Set up Dropbox on a GUI-less Linux server

Vincent Danen simplifies the steps to setting up Dropbox to work even with a GUI-less Linux computer. Dropbox allows you to synchronize files across multiple machines.

Dropbox is a great way to synchronize files across multiple machines. A free basic Dropbox account gives you 2GB of storage, while pro paid accounts give you 50GB or 100GB of storage space. Dropbox works great on desktops; there are clients for Linux, Windows, and OS X. There are GUI tools provided to manage the Dropbox and set it up for these operating systems. But what happens if you want to link a Linux computer that doesn't have a GUI? It is possible, with a bit of work, to make Dropbox run without a GUI, allowing you to synchronize files with servers that are running headless or where a user account may not be logged in all the time.

The Dropbox wiki has a page that describes how to do this, but it contains a lot of information, some of which is obsolete or contradictory. This tip takes all the relevant information for the setup to make it quick and easy to get up and running within minutes.

To begin:

# mkdir -p /tmp/dropbox
# cd /tmp/dropbox
# curl -OL
# curl -OL
# curl -L -o dropbox.tar.gz

Use plat=lnx.x86 if you want the 32-bit client.
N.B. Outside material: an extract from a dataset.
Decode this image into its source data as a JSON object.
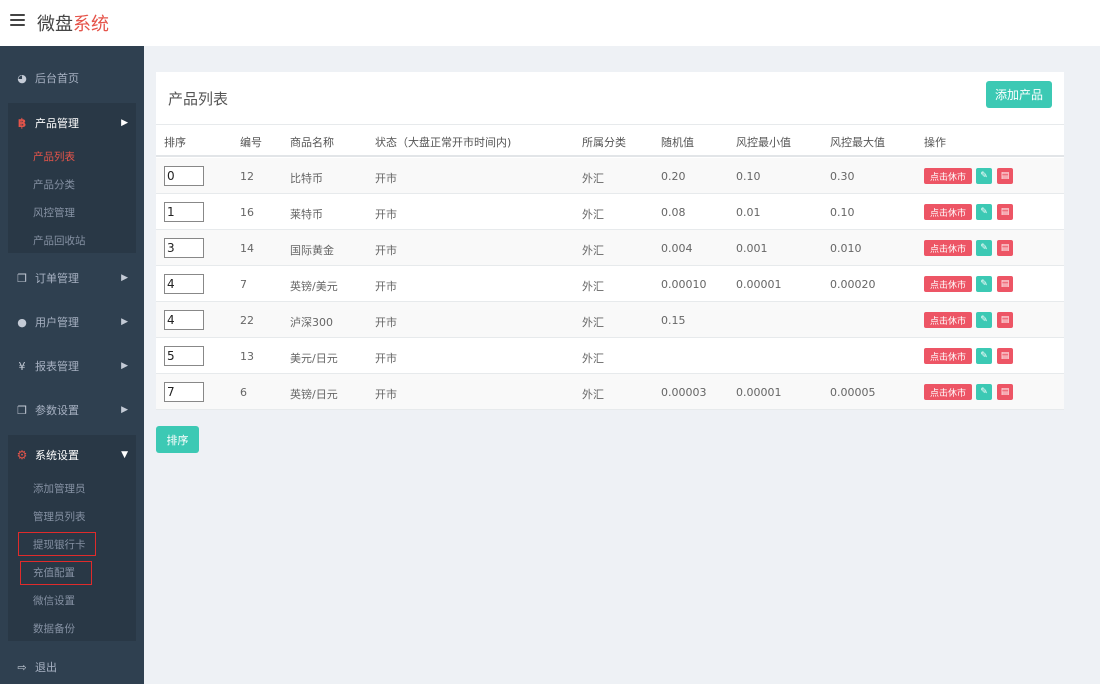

This creates a temporary directory for our Dropbox install files, and downloads two necessary python scripts: which creates fake stub copies of GUI libraries so the dropboxd daemon starts, and which displays dropbox configuration information.
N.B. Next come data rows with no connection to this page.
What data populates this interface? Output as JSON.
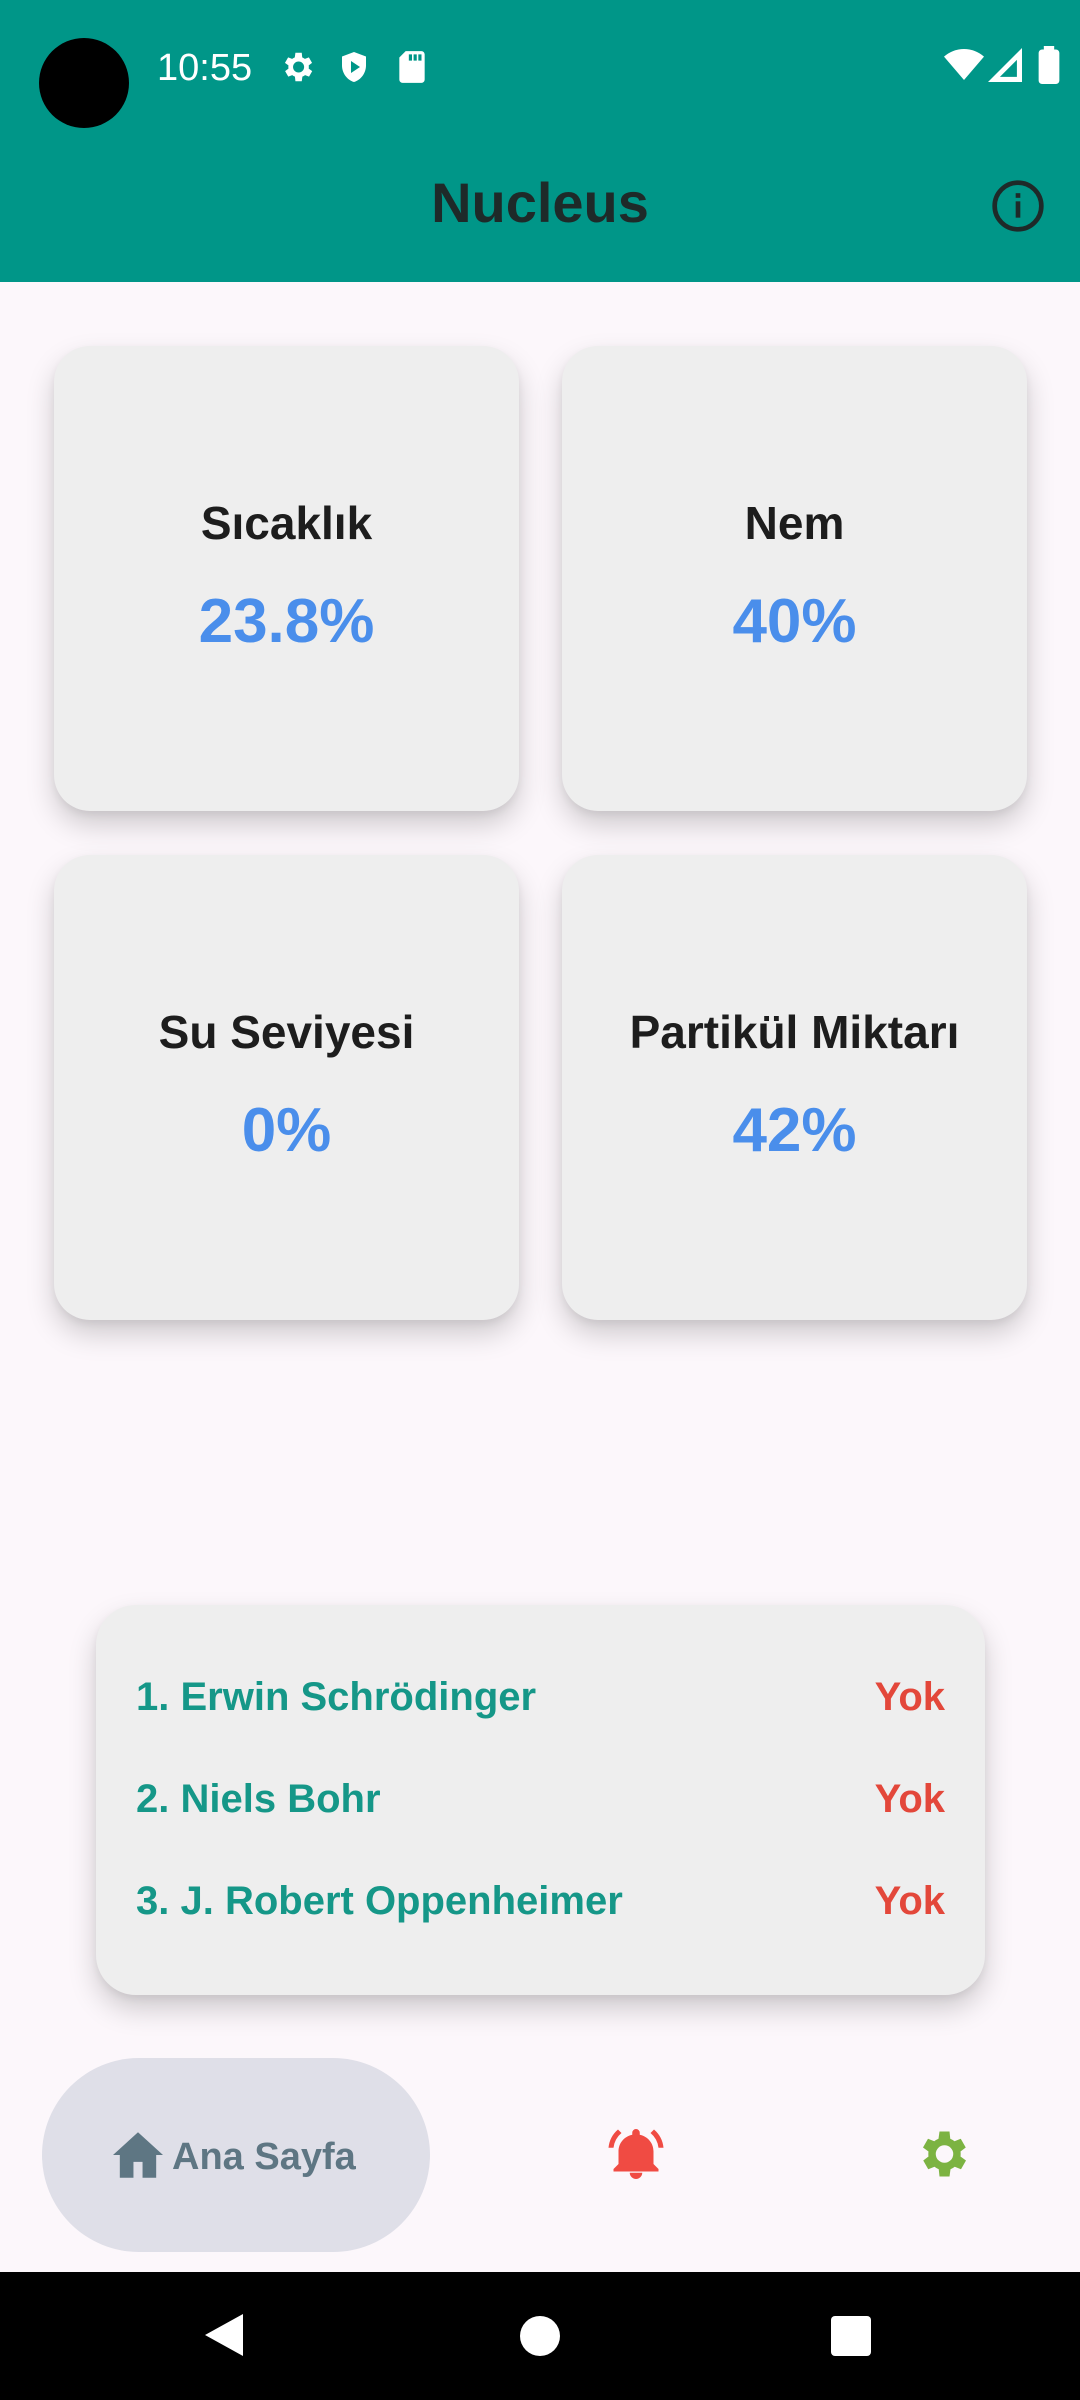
{
  "status_bar": {
    "time": "10:55",
    "left_icons": [
      "settings-icon",
      "shield-play-icon",
      "sd-card-icon"
    ],
    "right_icons": [
      "wifi-icon",
      "signal-icon",
      "battery-icon"
    ]
  },
  "app_bar": {
    "title": "Nucleus",
    "action_icon": "info-icon",
    "background_color": "#009688"
  },
  "sensors": [
    {
      "label": "Sıcaklık",
      "value": "23.8%"
    },
    {
      "label": "Nem",
      "value": "40%"
    },
    {
      "label": "Su Seviyesi",
      "value": "0%"
    },
    {
      "label": "Partikül Miktarı",
      "value": "42%"
    }
  ],
  "value_color": "#4A8EEB",
  "people": [
    {
      "name": "1. Erwin Schrödinger",
      "status": "Yok"
    },
    {
      "name": "2. Niels Bohr",
      "status": "Yok"
    },
    {
      "name": "3. J. Robert Oppenheimer",
      "status": "Yok"
    }
  ],
  "people_name_color": "#159788",
  "people_status_color": "#E3473A",
  "bottom_nav": {
    "home_label": "Ana Sayfa",
    "home_icon": "home-icon",
    "alarm_icon": "alarm-bell-icon",
    "settings_icon": "gear-icon",
    "alarm_color": "#F04B43",
    "settings_color": "#7CB342"
  },
  "system_nav": [
    "back-icon",
    "home-circle-icon",
    "recents-icon"
  ]
}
Decide which user will be running the Dropbox client; this could be a dedicated user or it could be a regular user. You can also have more than one Dropbox instance running on the system, so you may opt to set it up for multiple users (although each user can only run one Dropbox instance). For this example, we will have created a special user "dropbox" which will run this Dropbox client.
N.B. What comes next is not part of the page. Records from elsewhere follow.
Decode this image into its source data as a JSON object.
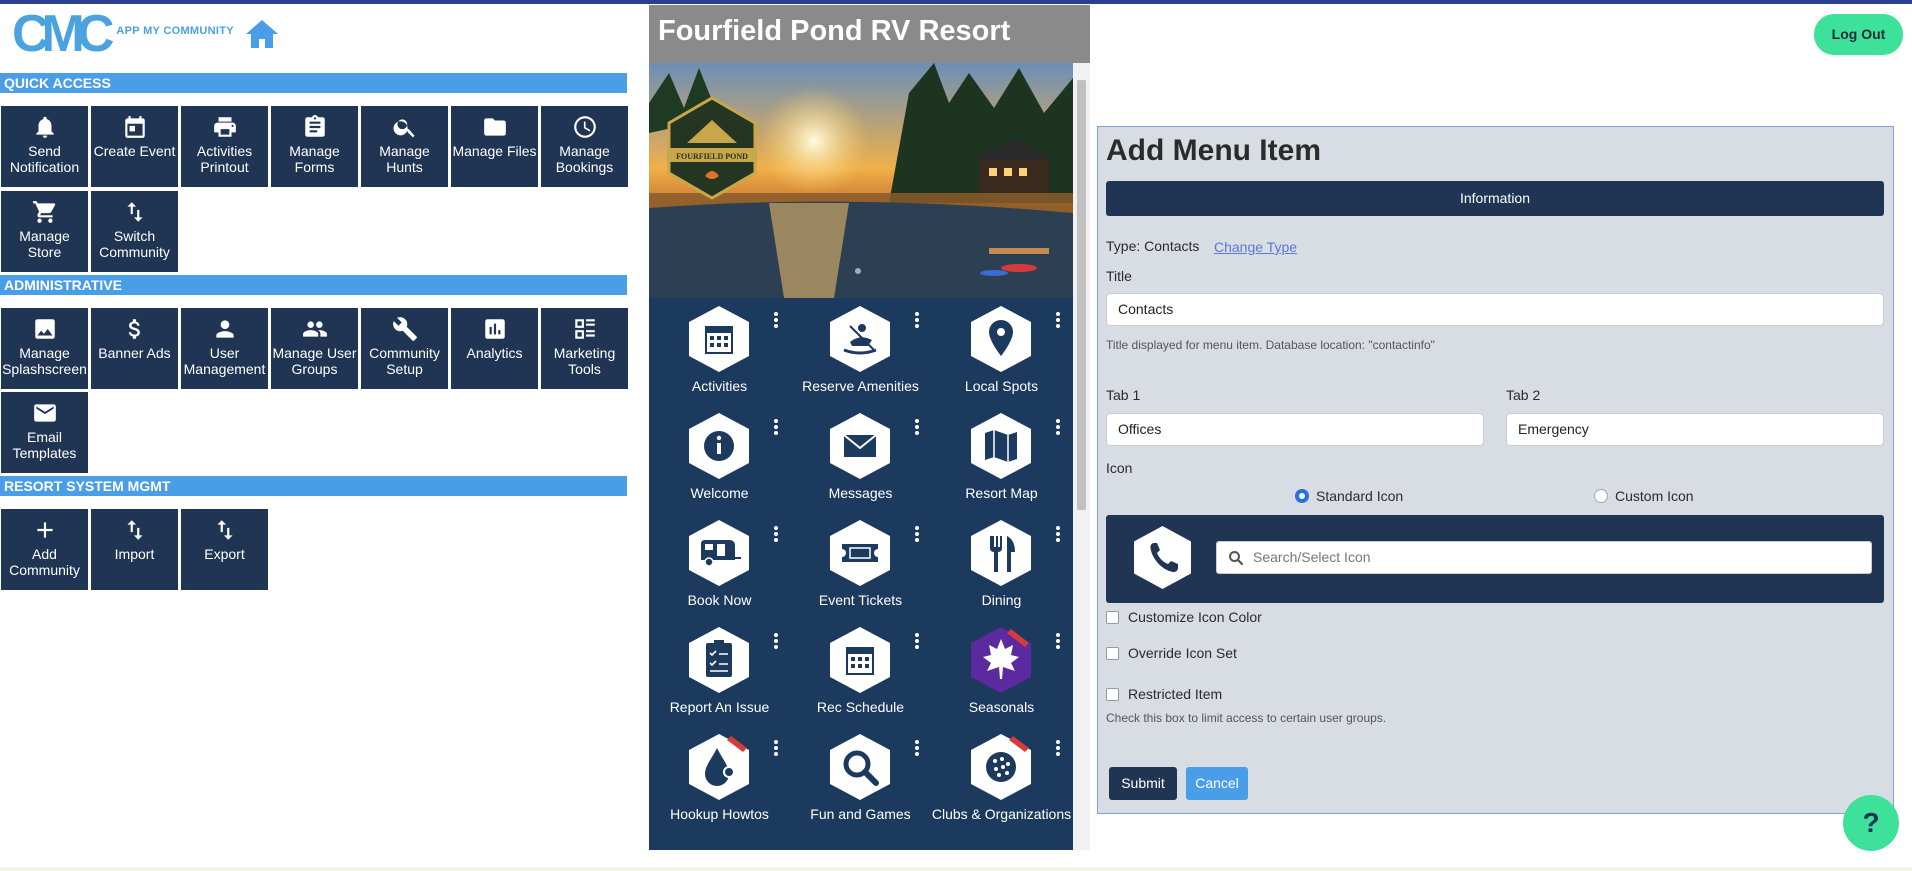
{
  "brand": {
    "logo_mark": "CMC",
    "logo_text": "APP MY COMMUNITY"
  },
  "sections": {
    "quick_access": "QUICK ACCESS",
    "administrative": "ADMINISTRATIVE",
    "resort": "RESORT SYSTEM MGMT"
  },
  "quick_access": [
    {
      "label": "Send Notification",
      "icon": "bell-icon"
    },
    {
      "label": "Create Event",
      "icon": "calendar-icon"
    },
    {
      "label": "Activities Printout",
      "icon": "printer-icon"
    },
    {
      "label": "Manage Forms",
      "icon": "clipboard-icon"
    },
    {
      "label": "Manage Hunts",
      "icon": "search-icon"
    },
    {
      "label": "Manage Files",
      "icon": "folder-icon"
    },
    {
      "label": "Manage Bookings",
      "icon": "clock-icon"
    },
    {
      "label": "Manage Store",
      "icon": "cart-icon"
    },
    {
      "label": "Switch Community",
      "icon": "swap-icon"
    }
  ],
  "administrative": [
    {
      "label": "Manage Splashscreen",
      "icon": "image-icon"
    },
    {
      "label": "Banner Ads",
      "icon": "dollar-icon"
    },
    {
      "label": "User Management",
      "icon": "user-icon"
    },
    {
      "label": "Manage User Groups",
      "icon": "users-icon"
    },
    {
      "label": "Community Setup",
      "icon": "wrench-icon"
    },
    {
      "label": "Analytics",
      "icon": "chart-icon"
    },
    {
      "label": "Marketing Tools",
      "icon": "grid-icon"
    },
    {
      "label": "Email Templates",
      "icon": "mail-icon"
    }
  ],
  "resort": [
    {
      "label": "Add Community",
      "icon": "plus-icon"
    },
    {
      "label": "Import",
      "icon": "import-icon"
    },
    {
      "label": "Export",
      "icon": "export-icon"
    }
  ],
  "phone": {
    "title": "Fourfield Pond RV Resort",
    "badge_text": "FOURFIELD POND",
    "apps": [
      {
        "label": "Activities",
        "icon": "calendar-icon"
      },
      {
        "label": "Reserve Amenities",
        "icon": "kayak-icon"
      },
      {
        "label": "Local Spots",
        "icon": "map-pin-icon"
      },
      {
        "label": "Welcome",
        "icon": "info-icon"
      },
      {
        "label": "Messages",
        "icon": "envelope-icon"
      },
      {
        "label": "Resort Map",
        "icon": "map-icon"
      },
      {
        "label": "Book Now",
        "icon": "camper-icon"
      },
      {
        "label": "Event Tickets",
        "icon": "ticket-icon"
      },
      {
        "label": "Dining",
        "icon": "utensils-icon"
      },
      {
        "label": "Report An Issue",
        "icon": "checklist-icon"
      },
      {
        "label": "Rec Schedule",
        "icon": "calendar-icon"
      },
      {
        "label": "Seasonals",
        "icon": "maple-leaf-icon"
      },
      {
        "label": "Hookup Howtos",
        "icon": "droplet-icon"
      },
      {
        "label": "Fun and Games",
        "icon": "magnifier-icon"
      },
      {
        "label": "Clubs & Organizations",
        "icon": "ball-icon"
      }
    ]
  },
  "header": {
    "logout": "Log Out"
  },
  "form": {
    "heading": "Add Menu Item",
    "info_tab": "Information",
    "type_label": "Type: Contacts",
    "change_type": "Change Type",
    "title_label": "Title",
    "title_value": "Contacts",
    "title_hint": "Title displayed for menu item. Database location: \"contactinfo\"",
    "tab1_label": "Tab 1",
    "tab1_value": "Offices",
    "tab2_label": "Tab 2",
    "tab2_value": "Emergency",
    "icon_label": "Icon",
    "radio_standard": "Standard Icon",
    "radio_custom": "Custom Icon",
    "search_placeholder": "Search/Select Icon",
    "customize_color": "Customize Icon Color",
    "override_set": "Override Icon Set",
    "restricted": "Restricted Item",
    "restricted_hint": "Check this box to limit access to certain user groups.",
    "submit": "Submit",
    "cancel": "Cancel"
  },
  "help": "?",
  "colors": {
    "navy": "#1f3553",
    "accent_blue": "#4a9ee8",
    "green": "#3ee19a"
  }
}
# su - dropbox
$ cd ~/
$ tar xvzf /tmp/dropbox/dropbox.tar.gz
$ cd .dropbox-dist
$ python /tmp/dropbox/
dropboxd ran for 15 seconds without quitting - success?

The script requires gcc, so you must have gcc installed on the system. This creates fake stub copies of the GUI libraries so that dropboxd will start. At the end, you can see that it launched dropboxd; press [CTRL]C to exit the script. dropboxd should still be running in the background:

$ ps ax | grep dropboxd
24001 pts/0    S      0:00 sh -c { /home/dropbox/.dropbox-dist/dropboxd; } 2>&1

Now that dropbox is running, we need to link it to an existing account:

$ cd ~/
$ python /tmp/dropbox/
host_id = 0bd9c5a15458fbc31f85e892faa7dac4
schema_version = 6

Grab the host_id from above. Login to the Dropbox web interface, and once you have logged in, manually visit this URL:[HOST_ID]

Replace [HOST_ID] with the host_id that outputs. When you have done that, the Dropbox site will tell you that you have successfully linked a new computer. Go to your Account settings and then My Computers and you will see the new computer listed.

If you have not killed the dropboxd process that started, you will find that it is already downloading the files from the Dropbox to ~/Dropbox/ in the background.

To start the dropboxd daemon in the background at boot, you can add the following to your /etc/rc.d/rc.local init script:

daemon --user dropbox /bin/sh -c "/home/dropbox/.dropbox-dist/dropboxd&"

This will start dropboxd in the background with the privileges of the user for which it is installed (in this case, the user is "dropbox"). If you want to do a system-wide initscript, visit the Dropbox wiki where there are some examples you can use, including initscripts for Fedora/Red Hat and for Debian/Ubuntu. It also has examples for how to set up Dropbox running under DJB's daemontools.

Get the PDF version of this tip here.


Vincent Danen works on the Red Hat Security Response Team and lives in Canada. He has been writing about and developing on Linux for over 10 years and is a veteran Mac user.


I'll be adding it to my Evernote.